Entries taken from a collection:
┄┄┄┄┄┄

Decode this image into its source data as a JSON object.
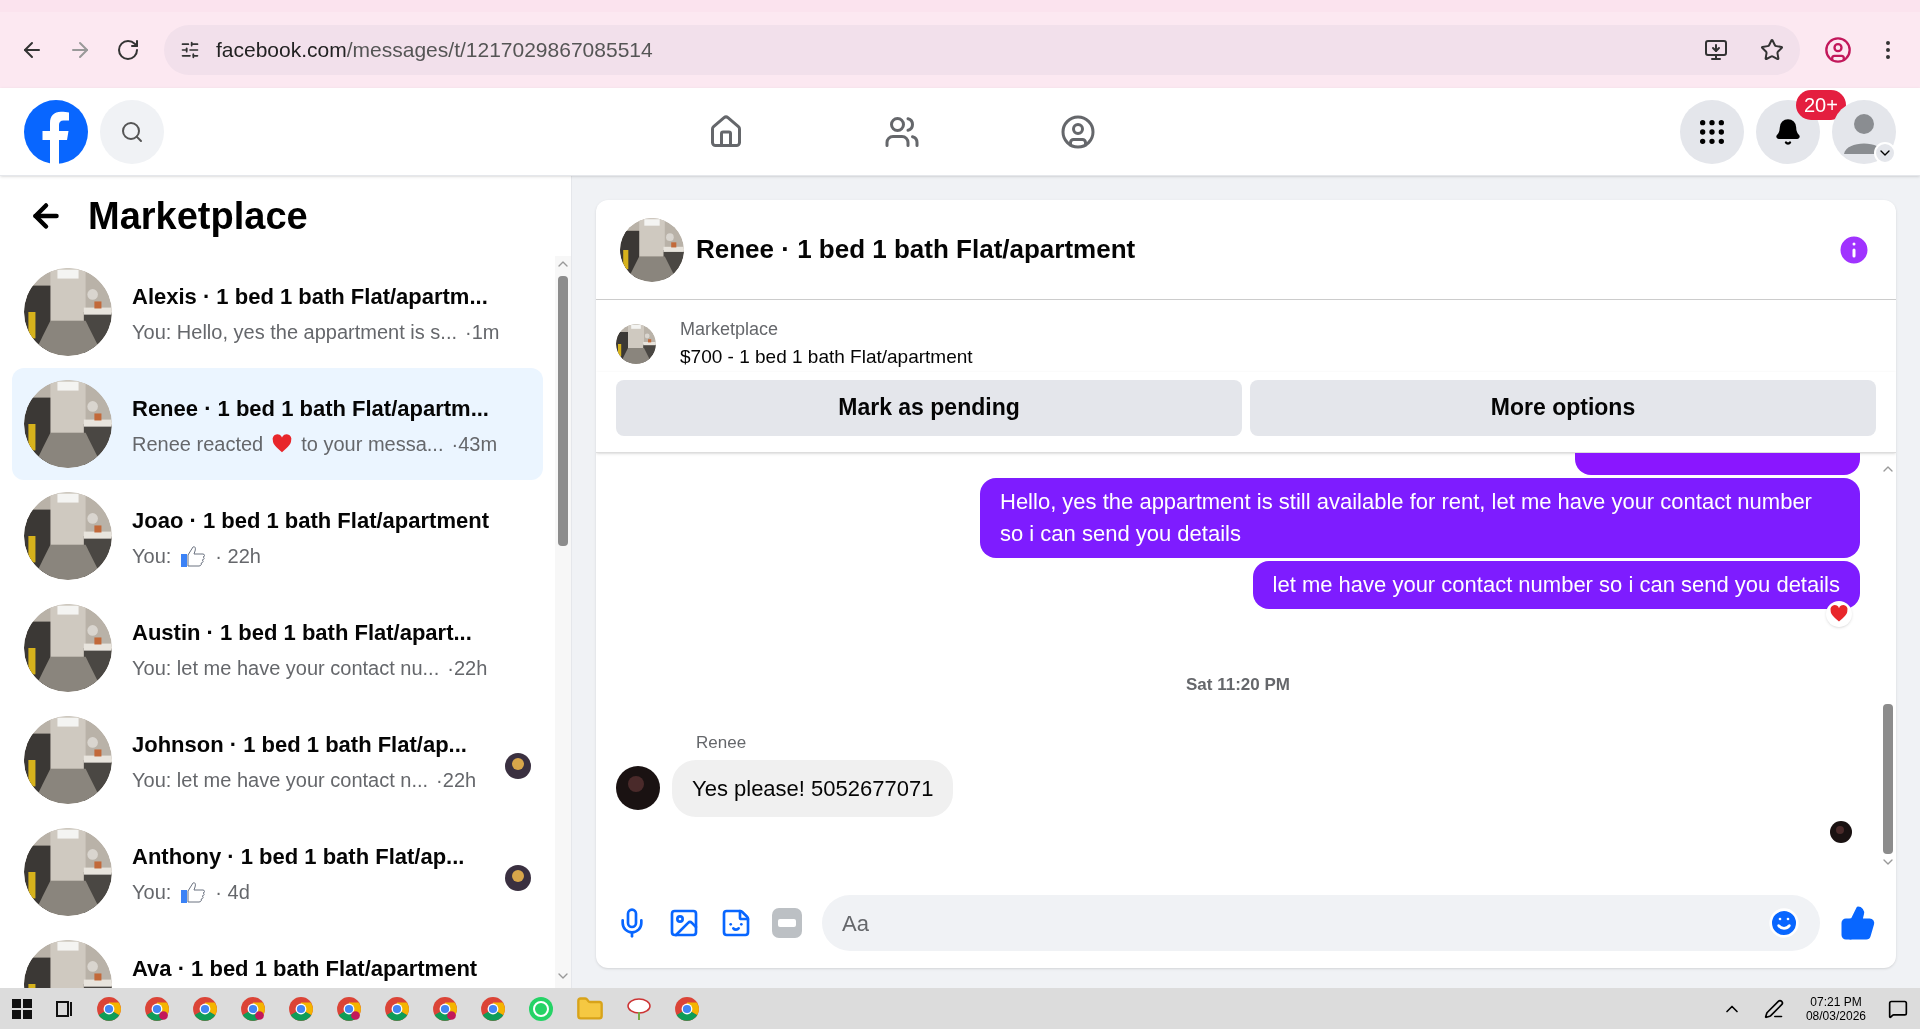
{
  "browser": {
    "url_domain": "facebook.com",
    "url_path": "/messages/t/1217029867085514"
  },
  "header": {
    "notification_badge": "20+"
  },
  "sidebar": {
    "title": "Marketplace",
    "conversations": [
      {
        "name": "Alexis · 1 bed 1 bath Flat/apartm...",
        "kind": "text",
        "preview": "You: Hello, yes the appartment is s...",
        "time": "·1m",
        "selected": false
      },
      {
        "name": "Renee · 1 bed 1 bath Flat/apartm...",
        "kind": "reaction",
        "preview": "Renee reacted",
        "preview_after": "to your messa...",
        "time": "·43m",
        "selected": true
      },
      {
        "name": "Joao · 1 bed 1 bath Flat/apartment",
        "kind": "like",
        "preview": "You:",
        "time": "· 22h",
        "selected": false
      },
      {
        "name": "Austin · 1 bed 1 bath Flat/apart...",
        "kind": "text",
        "preview": "You: let me have your contact nu...",
        "time": "·22h",
        "selected": false
      },
      {
        "name": "Johnson · 1 bed 1 bath Flat/ap...",
        "kind": "text",
        "preview": "You: let me have your contact n...",
        "time": "·22h",
        "selected": false,
        "seen": true
      },
      {
        "name": "Anthony · 1 bed 1 bath Flat/ap...",
        "kind": "like",
        "preview": "You:",
        "time": "· 4d",
        "selected": false,
        "seen": true
      },
      {
        "name": "Ava · 1 bed 1 bath Flat/apartment",
        "selected": false
      }
    ]
  },
  "chat": {
    "title": "Renee · 1 bed 1 bath Flat/apartment",
    "listing": {
      "label": "Marketplace",
      "title": "$700 - 1 bed 1 bath Flat/apartment"
    },
    "buttons": [
      "Mark as pending",
      "More options"
    ],
    "messages": [
      {
        "kind": "outgoing",
        "text": "Hello, yes the appartment is still available for rent, let me have your contact number so i can send you details"
      },
      {
        "kind": "outgoing",
        "text": "let me have your contact number so i can send you details",
        "reacted": true
      },
      {
        "kind": "timestamp",
        "text": "Sat 11:20 PM"
      },
      {
        "kind": "incoming",
        "sender": "Renee",
        "text": "Yes please! 5052677071"
      }
    ],
    "composer": {
      "placeholder": "Aa"
    }
  },
  "taskbar": {
    "apps": [
      {
        "kind": "windows"
      },
      {
        "kind": "taskview"
      },
      {
        "kind": "chrome"
      },
      {
        "kind": "chrome"
      },
      {
        "kind": "chrome"
      },
      {
        "kind": "chrome"
      },
      {
        "kind": "chrome"
      },
      {
        "kind": "chrome"
      },
      {
        "kind": "chrome"
      },
      {
        "kind": "chrome"
      },
      {
        "kind": "chrome"
      },
      {
        "kind": "whatsapp"
      },
      {
        "kind": "folder"
      },
      {
        "kind": "paint"
      },
      {
        "kind": "chrome"
      }
    ],
    "time": "07:21 PM",
    "date": "08/03/2026"
  }
}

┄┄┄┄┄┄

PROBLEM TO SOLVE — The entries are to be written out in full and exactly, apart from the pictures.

EXERCISE RESPONSE —
Decode this image into its source data as a JSON object.
{
  "browser": {
    "url_domain": "facebook.com",
    "url_path": "/messages/t/1217029867085514"
  },
  "header": {
    "notification_badge": "20+"
  },
  "sidebar": {
    "title": "Marketplace",
    "conversations": [
      {
        "name": "Alexis · 1 bed 1 bath Flat/apartm...",
        "kind": "text",
        "preview": "You: Hello, yes the appartment is s...",
        "time": "·1m",
        "selected": false
      },
      {
        "name": "Renee · 1 bed 1 bath Flat/apartm...",
        "kind": "reaction",
        "preview": "Renee reacted",
        "preview_after": "to your messa...",
        "time": "·43m",
        "selected": true
      },
      {
        "name": "Joao · 1 bed 1 bath Flat/apartment",
        "kind": "like",
        "preview": "You:",
        "time": "· 22h",
        "selected": false
      },
      {
        "name": "Austin · 1 bed 1 bath Flat/apart...",
        "kind": "text",
        "preview": "You: let me have your contact nu...",
        "time": "·22h",
        "selected": false
      },
      {
        "name": "Johnson · 1 bed 1 bath Flat/ap...",
        "kind": "text",
        "preview": "You: let me have your contact n...",
        "time": "·22h",
        "selected": false,
        "seen": true
      },
      {
        "name": "Anthony · 1 bed 1 bath Flat/ap...",
        "kind": "like",
        "preview": "You:",
        "time": "· 4d",
        "selected": false,
        "seen": true
      },
      {
        "name": "Ava · 1 bed 1 bath Flat/apartment",
        "selected": false
      }
    ]
  },
  "chat": {
    "title": "Renee · 1 bed 1 bath Flat/apartment",
    "listing": {
      "label": "Marketplace",
      "title": "$700 - 1 bed 1 bath Flat/apartment"
    },
    "buttons": [
      "Mark as pending",
      "More options"
    ],
    "messages": [
      {
        "kind": "outgoing",
        "text": "Hello, yes the appartment is still available for rent, let me have your contact number so i can send you details"
      },
      {
        "kind": "outgoing",
        "text": "let me have your contact number so i can send you details",
        "reacted": true
      },
      {
        "kind": "timestamp",
        "text": "Sat 11:20 PM"
      },
      {
        "kind": "incoming",
        "sender": "Renee",
        "text": "Yes please! 5052677071"
      }
    ],
    "composer": {
      "placeholder": "Aa"
    }
  },
  "taskbar": {
    "apps": [
      {
        "kind": "windows"
      },
      {
        "kind": "taskview"
      },
      {
        "kind": "chrome"
      },
      {
        "kind": "chrome"
      },
      {
        "kind": "chrome"
      },
      {
        "kind": "chrome"
      },
      {
        "kind": "chrome"
      },
      {
        "kind": "chrome"
      },
      {
        "kind": "chrome"
      },
      {
        "kind": "chrome"
      },
      {
        "kind": "chrome"
      },
      {
        "kind": "whatsapp"
      },
      {
        "kind": "folder"
      },
      {
        "kind": "paint"
      },
      {
        "kind": "chrome"
      }
    ],
    "time": "07:21 PM",
    "date": "08/03/2026"
  }
}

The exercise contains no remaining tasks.